### Your goal
Check each line of the records below and collect those holding "JSON".

### Entries provided

· · ·

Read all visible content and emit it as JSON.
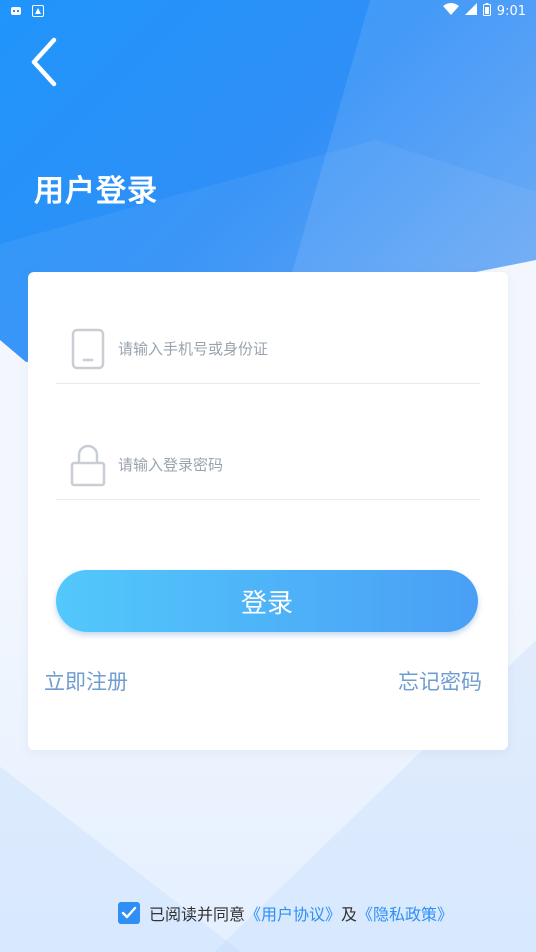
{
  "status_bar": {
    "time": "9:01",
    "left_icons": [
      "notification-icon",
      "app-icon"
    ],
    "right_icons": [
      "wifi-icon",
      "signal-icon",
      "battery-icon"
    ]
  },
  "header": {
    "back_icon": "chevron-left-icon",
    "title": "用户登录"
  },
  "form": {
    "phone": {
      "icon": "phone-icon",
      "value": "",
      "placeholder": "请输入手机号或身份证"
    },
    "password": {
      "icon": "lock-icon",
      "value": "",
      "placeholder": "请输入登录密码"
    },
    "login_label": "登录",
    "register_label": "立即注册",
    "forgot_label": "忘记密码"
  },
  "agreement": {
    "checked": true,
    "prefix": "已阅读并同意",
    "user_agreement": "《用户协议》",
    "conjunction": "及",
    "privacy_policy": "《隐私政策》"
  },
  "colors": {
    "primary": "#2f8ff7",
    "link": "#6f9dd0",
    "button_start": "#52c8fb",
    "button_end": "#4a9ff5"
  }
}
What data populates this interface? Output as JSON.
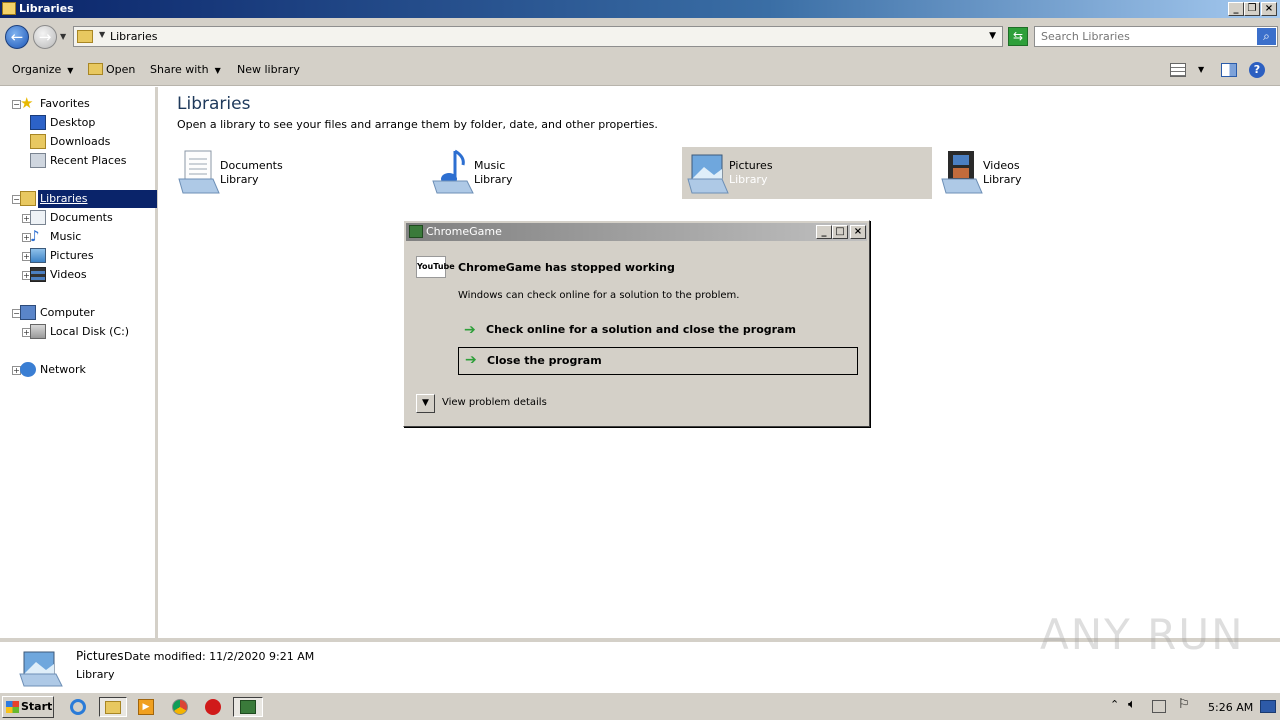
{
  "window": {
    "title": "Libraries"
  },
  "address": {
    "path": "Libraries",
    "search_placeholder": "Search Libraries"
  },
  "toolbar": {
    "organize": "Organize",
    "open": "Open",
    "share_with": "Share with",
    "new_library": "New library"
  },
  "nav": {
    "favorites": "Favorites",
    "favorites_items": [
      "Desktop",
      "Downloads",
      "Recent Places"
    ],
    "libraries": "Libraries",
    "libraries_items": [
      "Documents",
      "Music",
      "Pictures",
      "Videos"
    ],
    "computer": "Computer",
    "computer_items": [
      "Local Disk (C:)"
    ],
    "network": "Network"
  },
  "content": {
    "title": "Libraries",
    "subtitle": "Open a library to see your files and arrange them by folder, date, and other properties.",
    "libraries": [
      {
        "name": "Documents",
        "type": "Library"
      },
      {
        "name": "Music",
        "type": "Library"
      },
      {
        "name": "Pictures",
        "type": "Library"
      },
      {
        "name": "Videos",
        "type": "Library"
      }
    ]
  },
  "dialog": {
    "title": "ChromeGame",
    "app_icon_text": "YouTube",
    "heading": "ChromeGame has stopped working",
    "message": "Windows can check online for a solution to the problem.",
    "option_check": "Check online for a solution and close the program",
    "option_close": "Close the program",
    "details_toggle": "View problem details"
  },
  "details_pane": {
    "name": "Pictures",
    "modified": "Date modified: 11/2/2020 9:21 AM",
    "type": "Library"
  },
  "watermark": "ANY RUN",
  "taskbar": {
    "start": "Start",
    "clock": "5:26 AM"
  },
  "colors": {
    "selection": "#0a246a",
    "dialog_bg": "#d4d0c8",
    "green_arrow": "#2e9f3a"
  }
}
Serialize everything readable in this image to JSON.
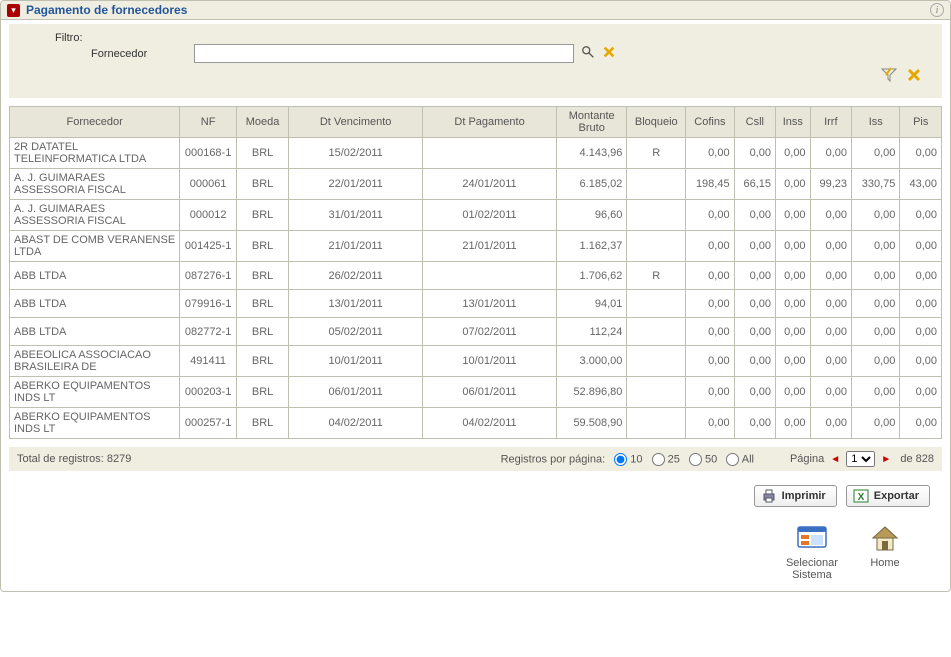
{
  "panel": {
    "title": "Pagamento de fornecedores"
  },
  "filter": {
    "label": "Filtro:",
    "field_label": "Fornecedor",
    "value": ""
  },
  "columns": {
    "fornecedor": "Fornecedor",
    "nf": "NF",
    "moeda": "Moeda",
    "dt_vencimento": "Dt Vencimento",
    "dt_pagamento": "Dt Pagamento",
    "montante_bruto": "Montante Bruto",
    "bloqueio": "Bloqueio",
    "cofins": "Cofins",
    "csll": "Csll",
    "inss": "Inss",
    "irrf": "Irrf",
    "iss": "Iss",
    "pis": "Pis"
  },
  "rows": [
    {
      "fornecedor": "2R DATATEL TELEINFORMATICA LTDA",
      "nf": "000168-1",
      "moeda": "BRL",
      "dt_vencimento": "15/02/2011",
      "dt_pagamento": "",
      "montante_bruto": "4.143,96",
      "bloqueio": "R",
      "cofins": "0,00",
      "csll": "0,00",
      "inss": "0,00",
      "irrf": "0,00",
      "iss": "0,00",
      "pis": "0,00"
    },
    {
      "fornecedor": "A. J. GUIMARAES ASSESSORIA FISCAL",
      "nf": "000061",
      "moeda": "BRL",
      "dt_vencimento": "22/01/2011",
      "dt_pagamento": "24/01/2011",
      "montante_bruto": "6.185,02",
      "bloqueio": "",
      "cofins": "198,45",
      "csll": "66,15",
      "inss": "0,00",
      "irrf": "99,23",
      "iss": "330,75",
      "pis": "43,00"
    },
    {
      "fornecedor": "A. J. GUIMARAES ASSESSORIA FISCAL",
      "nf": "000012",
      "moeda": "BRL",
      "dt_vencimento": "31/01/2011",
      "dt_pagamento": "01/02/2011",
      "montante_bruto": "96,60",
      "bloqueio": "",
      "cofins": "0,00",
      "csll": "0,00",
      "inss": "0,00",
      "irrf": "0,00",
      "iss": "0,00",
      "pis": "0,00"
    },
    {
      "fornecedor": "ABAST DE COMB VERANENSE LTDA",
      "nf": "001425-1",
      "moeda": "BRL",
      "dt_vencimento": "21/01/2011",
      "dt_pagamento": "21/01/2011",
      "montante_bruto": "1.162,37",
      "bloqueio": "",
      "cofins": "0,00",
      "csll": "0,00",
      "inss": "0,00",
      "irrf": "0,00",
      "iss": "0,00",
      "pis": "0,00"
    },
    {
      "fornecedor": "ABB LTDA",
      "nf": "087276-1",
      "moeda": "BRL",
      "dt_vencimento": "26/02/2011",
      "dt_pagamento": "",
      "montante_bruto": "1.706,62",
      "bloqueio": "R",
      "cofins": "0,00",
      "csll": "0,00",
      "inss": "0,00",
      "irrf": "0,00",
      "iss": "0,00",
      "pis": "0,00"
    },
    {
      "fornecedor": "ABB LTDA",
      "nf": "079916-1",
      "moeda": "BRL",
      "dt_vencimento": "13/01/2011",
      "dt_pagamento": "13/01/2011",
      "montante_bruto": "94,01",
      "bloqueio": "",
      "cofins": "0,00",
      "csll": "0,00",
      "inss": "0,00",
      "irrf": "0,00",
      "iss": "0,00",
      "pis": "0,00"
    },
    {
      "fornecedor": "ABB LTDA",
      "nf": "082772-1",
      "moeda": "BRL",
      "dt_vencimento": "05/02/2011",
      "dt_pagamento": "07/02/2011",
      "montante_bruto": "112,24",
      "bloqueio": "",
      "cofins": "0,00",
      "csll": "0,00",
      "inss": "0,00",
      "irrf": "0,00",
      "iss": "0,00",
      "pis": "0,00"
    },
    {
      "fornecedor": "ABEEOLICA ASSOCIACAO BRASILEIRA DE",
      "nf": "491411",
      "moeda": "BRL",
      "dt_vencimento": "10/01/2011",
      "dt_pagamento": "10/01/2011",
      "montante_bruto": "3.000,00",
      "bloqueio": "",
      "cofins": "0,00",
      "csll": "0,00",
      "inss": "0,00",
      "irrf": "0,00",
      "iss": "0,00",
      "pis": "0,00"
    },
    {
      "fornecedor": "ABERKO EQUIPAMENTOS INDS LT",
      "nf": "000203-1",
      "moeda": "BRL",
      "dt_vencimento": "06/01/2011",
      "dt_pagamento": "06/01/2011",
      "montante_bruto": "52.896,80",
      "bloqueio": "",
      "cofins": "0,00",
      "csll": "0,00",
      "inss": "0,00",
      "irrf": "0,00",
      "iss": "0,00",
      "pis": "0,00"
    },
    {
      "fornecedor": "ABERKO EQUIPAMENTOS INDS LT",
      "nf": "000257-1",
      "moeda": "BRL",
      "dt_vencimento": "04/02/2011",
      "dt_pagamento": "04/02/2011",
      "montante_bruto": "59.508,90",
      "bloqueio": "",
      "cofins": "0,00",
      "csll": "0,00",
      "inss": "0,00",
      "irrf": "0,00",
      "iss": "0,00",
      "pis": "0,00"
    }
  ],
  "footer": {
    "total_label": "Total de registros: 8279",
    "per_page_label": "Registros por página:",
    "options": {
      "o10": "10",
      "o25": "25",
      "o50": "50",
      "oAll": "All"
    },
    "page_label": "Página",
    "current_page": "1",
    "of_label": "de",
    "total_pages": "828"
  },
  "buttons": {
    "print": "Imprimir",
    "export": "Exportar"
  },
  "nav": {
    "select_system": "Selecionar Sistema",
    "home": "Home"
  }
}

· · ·

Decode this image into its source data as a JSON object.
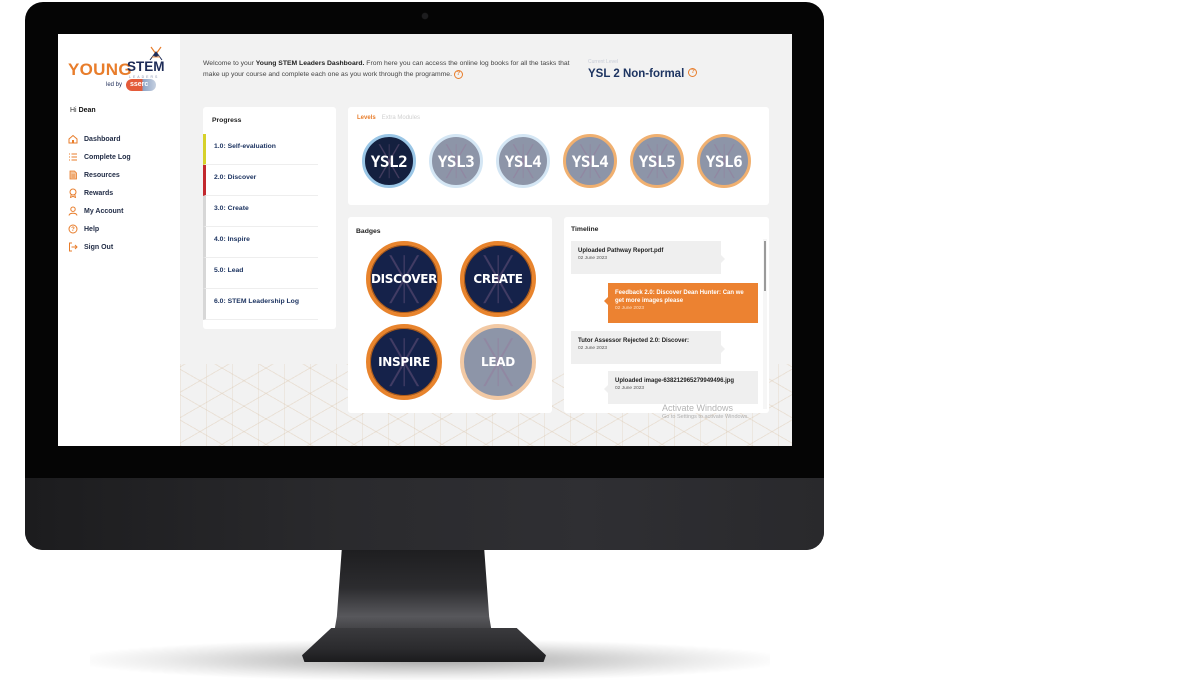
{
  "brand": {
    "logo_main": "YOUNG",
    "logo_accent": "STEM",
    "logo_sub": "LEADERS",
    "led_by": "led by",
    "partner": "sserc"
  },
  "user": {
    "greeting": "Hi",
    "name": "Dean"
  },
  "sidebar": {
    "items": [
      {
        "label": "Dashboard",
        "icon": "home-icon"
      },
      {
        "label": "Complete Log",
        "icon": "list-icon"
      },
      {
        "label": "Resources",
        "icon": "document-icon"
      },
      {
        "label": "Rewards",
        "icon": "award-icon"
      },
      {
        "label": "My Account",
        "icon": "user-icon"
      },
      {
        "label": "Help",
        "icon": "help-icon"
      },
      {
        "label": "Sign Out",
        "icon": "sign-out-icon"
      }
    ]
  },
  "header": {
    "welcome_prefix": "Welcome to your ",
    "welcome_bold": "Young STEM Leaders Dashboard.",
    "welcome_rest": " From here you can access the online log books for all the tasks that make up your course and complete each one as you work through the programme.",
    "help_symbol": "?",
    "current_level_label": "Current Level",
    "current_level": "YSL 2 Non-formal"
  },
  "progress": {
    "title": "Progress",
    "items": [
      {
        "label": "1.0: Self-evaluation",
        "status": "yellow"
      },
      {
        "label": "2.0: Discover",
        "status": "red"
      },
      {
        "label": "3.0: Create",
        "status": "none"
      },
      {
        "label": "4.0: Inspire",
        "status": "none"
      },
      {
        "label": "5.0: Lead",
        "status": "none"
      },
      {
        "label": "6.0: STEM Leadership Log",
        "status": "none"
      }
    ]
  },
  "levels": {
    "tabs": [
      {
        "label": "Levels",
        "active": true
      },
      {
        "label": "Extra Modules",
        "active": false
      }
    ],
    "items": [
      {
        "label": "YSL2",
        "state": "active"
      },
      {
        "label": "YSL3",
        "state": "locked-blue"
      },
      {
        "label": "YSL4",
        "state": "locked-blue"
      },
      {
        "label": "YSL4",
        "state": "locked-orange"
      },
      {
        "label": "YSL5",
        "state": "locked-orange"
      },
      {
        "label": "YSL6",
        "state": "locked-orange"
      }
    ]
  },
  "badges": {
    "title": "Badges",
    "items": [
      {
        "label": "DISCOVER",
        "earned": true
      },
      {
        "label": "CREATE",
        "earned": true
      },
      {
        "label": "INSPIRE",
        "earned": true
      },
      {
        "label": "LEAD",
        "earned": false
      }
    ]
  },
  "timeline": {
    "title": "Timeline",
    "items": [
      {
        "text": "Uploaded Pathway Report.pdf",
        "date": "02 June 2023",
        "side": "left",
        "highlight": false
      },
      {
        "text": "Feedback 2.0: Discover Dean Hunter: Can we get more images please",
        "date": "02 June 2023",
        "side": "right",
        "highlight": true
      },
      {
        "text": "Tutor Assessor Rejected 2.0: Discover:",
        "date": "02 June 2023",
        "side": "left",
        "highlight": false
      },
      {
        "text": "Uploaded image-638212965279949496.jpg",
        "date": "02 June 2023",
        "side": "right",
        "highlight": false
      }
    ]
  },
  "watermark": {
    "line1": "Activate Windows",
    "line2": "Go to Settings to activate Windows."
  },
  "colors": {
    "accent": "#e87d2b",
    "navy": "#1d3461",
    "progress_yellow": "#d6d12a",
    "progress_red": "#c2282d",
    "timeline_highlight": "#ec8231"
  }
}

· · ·

### Exercise response
Read all visible content and emit it as JSON.
What data populates this interface? Output as JSON.
Serialize everything readable in this image to JSON.
Decode this image into its source data as a JSON object.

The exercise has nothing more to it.